Excerpts from an interface dataset
- Opening Delimiter -

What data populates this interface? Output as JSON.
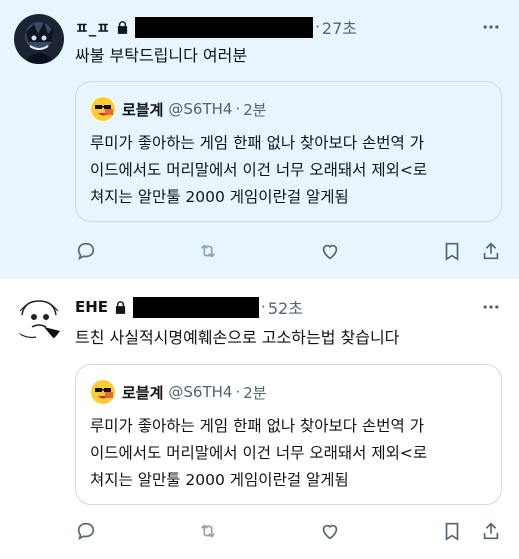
{
  "posts": [
    {
      "author": "ㅍ_ㅍ",
      "time": "27초",
      "text": "싸불 부탁드립니다 여러분",
      "avatar_icon": "dark-character-avatar",
      "quote": {
        "name": "로블계",
        "handle": "@S6TH4",
        "time": "2분",
        "line1": "루미가 좋아하는 게임 한패 없나 찾아보다 손번역 가",
        "line2": "이드에서도 머리말에서 이건 너무 오래돼서 제외<로",
        "line3": "쳐지는 알만툴 2000 게임이란걸 알게됨"
      }
    },
    {
      "author": "EHE",
      "time": "52초",
      "text": "트친 사실적시명예훼손으로 고소하는법 찾습니다",
      "avatar_icon": "sketch-character-avatar",
      "quote": {
        "name": "로블계",
        "handle": "@S6TH4",
        "time": "2분",
        "line1": "루미가 좋아하는 게임 한패 없나 찾아보다 손번역 가",
        "line2": "이드에서도 머리말에서 이건 너무 오래돼서 제외<로",
        "line3": "쳐지는 알만툴 2000 게임이란걸 알게됨"
      }
    }
  ],
  "separator": "·",
  "colors": {
    "highlight_bg": "#e8f5fd",
    "secondary_text": "#536471",
    "border": "#cfd9de"
  }
}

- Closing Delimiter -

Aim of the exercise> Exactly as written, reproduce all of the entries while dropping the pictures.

Answer below>
What data populates this interface? Output as JSON.
{
  "posts": [
    {
      "author": "ㅍ_ㅍ",
      "time": "27초",
      "text": "싸불 부탁드립니다 여러분",
      "avatar_icon": "dark-character-avatar",
      "quote": {
        "name": "로블계",
        "handle": "@S6TH4",
        "time": "2분",
        "line1": "루미가 좋아하는 게임 한패 없나 찾아보다 손번역 가",
        "line2": "이드에서도 머리말에서 이건 너무 오래돼서 제외<로",
        "line3": "쳐지는 알만툴 2000 게임이란걸 알게됨"
      }
    },
    {
      "author": "EHE",
      "time": "52초",
      "text": "트친 사실적시명예훼손으로 고소하는법 찾습니다",
      "avatar_icon": "sketch-character-avatar",
      "quote": {
        "name": "로블계",
        "handle": "@S6TH4",
        "time": "2분",
        "line1": "루미가 좋아하는 게임 한패 없나 찾아보다 손번역 가",
        "line2": "이드에서도 머리말에서 이건 너무 오래돼서 제외<로",
        "line3": "쳐지는 알만툴 2000 게임이란걸 알게됨"
      }
    }
  ],
  "separator": "·",
  "colors": {
    "highlight_bg": "#e8f5fd",
    "secondary_text": "#536471",
    "border": "#cfd9de"
  }
}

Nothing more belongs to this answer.